=== THE DATA ===

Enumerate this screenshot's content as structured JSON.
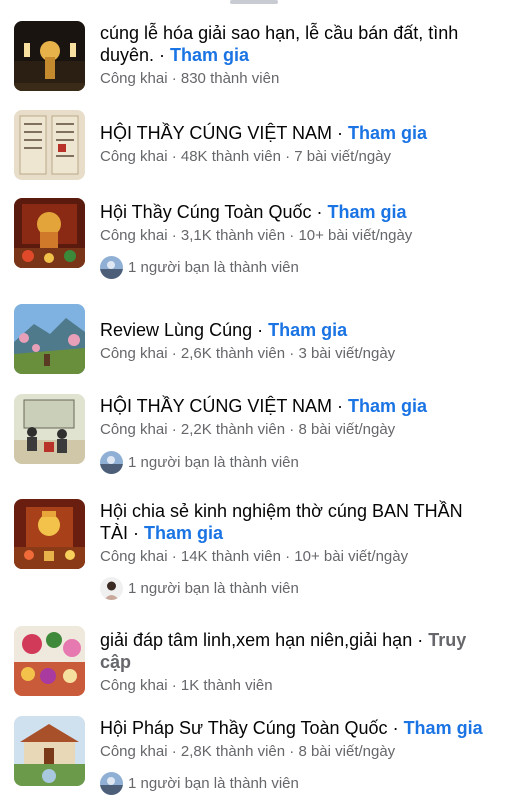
{
  "groups": [
    {
      "title": "cúng lễ hóa giải sao hạn, lễ cầu bán đất, tình duyên.",
      "action": "Tham gia",
      "meta": "Công khai · 830 thành viên"
    },
    {
      "title": "HỘI THẦY CÚNG VIỆT NAM",
      "action": "Tham gia",
      "meta": "Công khai · 48K thành viên · 7 bài viết/ngày"
    },
    {
      "title": "Hội Thầy Cúng Toàn Quốc",
      "action": "Tham gia",
      "meta": "Công khai · 3,1K thành viên · 10+ bài viết/ngày",
      "friend": "1 người bạn là thành viên"
    },
    {
      "title": "Review Lùng Cúng",
      "action": "Tham gia",
      "meta": "Công khai · 2,6K thành viên · 3 bài viết/ngày"
    },
    {
      "title": "HỘI THẦY CÚNG VIỆT NAM",
      "action": "Tham gia",
      "meta": "Công khai · 2,2K thành viên · 8 bài viết/ngày",
      "friend": "1 người bạn là thành viên"
    },
    {
      "title": "Hội chia sẻ kinh nghiệm thờ cúng BAN THẦN TÀI",
      "action": "Tham gia",
      "meta": "Công khai · 14K thành viên · 10+ bài viết/ngày",
      "friend": "1 người bạn là thành viên"
    },
    {
      "title": "giải đáp tâm linh,xem hạn niên,giải hạn",
      "action": "Truy cập",
      "meta": "Công khai · 1K thành viên"
    },
    {
      "title": "Hội Pháp Sư Thầy Cúng Toàn Quốc",
      "action": "Tham gia",
      "meta": "Công khai · 2,8K thành viên · 8 bài viết/ngày",
      "friend": "1 người bạn là thành viên"
    }
  ],
  "colors": {
    "link": "#1b74e4",
    "meta": "#65676b",
    "title": "#050505"
  }
}
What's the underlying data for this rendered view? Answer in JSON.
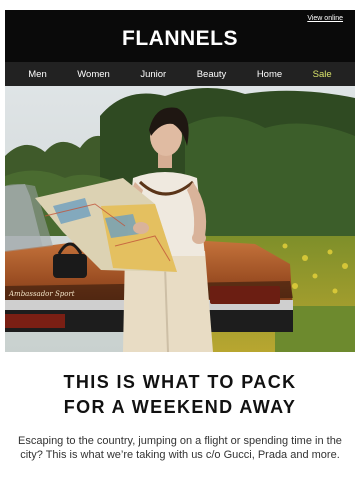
{
  "header": {
    "view_online": "View online",
    "logo": "FLANNELS"
  },
  "nav": {
    "items": [
      "Men",
      "Women",
      "Junior",
      "Beauty",
      "Home",
      "Sale"
    ]
  },
  "hero": {
    "car_badge": "Ambassador Sport"
  },
  "article": {
    "headline_line1": "THIS IS WHAT TO PACK",
    "headline_line2": "FOR A WEEKEND AWAY",
    "body": "Escaping to the country, jumping on a flight or spending time in the city? This is what we’re taking with us c/o Gucci, Prada and more."
  },
  "colors": {
    "header_bg": "#0a0a0a",
    "nav_bg": "#222222",
    "sale": "#d8e36a",
    "text": "#111111"
  }
}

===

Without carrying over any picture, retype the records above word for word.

Enumerate this screenshot's content as structured JSON.
{
  "groups": [
    {
      "title": "cúng lễ hóa giải sao hạn, lễ cầu bán đất, tình duyên.",
      "action": "Tham gia",
      "meta": "Công khai · 830 thành viên"
    },
    {
      "title": "HỘI THẦY CÚNG VIỆT NAM",
      "action": "Tham gia",
      "meta": "Công khai · 48K thành viên · 7 bài viết/ngày"
    },
    {
      "title": "Hội Thầy Cúng Toàn Quốc",
      "action": "Tham gia",
      "meta": "Công khai · 3,1K thành viên · 10+ bài viết/ngày",
      "friend": "1 người bạn là thành viên"
    },
    {
      "title": "Review Lùng Cúng",
      "action": "Tham gia",
      "meta": "Công khai · 2,6K thành viên · 3 bài viết/ngày"
    },
    {
      "title": "HỘI THẦY CÚNG VIỆT NAM",
      "action": "Tham gia",
      "meta": "Công khai · 2,2K thành viên · 8 bài viết/ngày",
      "friend": "1 người bạn là thành viên"
    },
    {
      "title": "Hội chia sẻ kinh nghiệm thờ cúng BAN THẦN TÀI",
      "action": "Tham gia",
      "meta": "Công khai · 14K thành viên · 10+ bài viết/ngày",
      "friend": "1 người bạn là thành viên"
    },
    {
      "title": "giải đáp tâm linh,xem hạn niên,giải hạn",
      "action": "Truy cập",
      "meta": "Công khai · 1K thành viên"
    },
    {
      "title": "Hội Pháp Sư Thầy Cúng Toàn Quốc",
      "action": "Tham gia",
      "meta": "Công khai · 2,8K thành viên · 8 bài viết/ngày",
      "friend": "1 người bạn là thành viên"
    }
  ],
  "colors": {
    "link": "#1b74e4",
    "meta": "#65676b",
    "title": "#050505"
  }
}
What's the underlying data for this rendered view? Answer in JSON.
{
  "header": {
    "view_online": "View online",
    "logo": "FLANNELS"
  },
  "nav": {
    "items": [
      "Men",
      "Women",
      "Junior",
      "Beauty",
      "Home",
      "Sale"
    ]
  },
  "hero": {
    "car_badge": "Ambassador Sport"
  },
  "article": {
    "headline_line1": "THIS IS WHAT TO PACK",
    "headline_line2": "FOR A WEEKEND AWAY",
    "body": "Escaping to the country, jumping on a flight or spending time in the city? This is what we’re taking with us c/o Gucci, Prada and more."
  },
  "colors": {
    "header_bg": "#0a0a0a",
    "nav_bg": "#222222",
    "sale": "#d8e36a",
    "text": "#111111"
  }
}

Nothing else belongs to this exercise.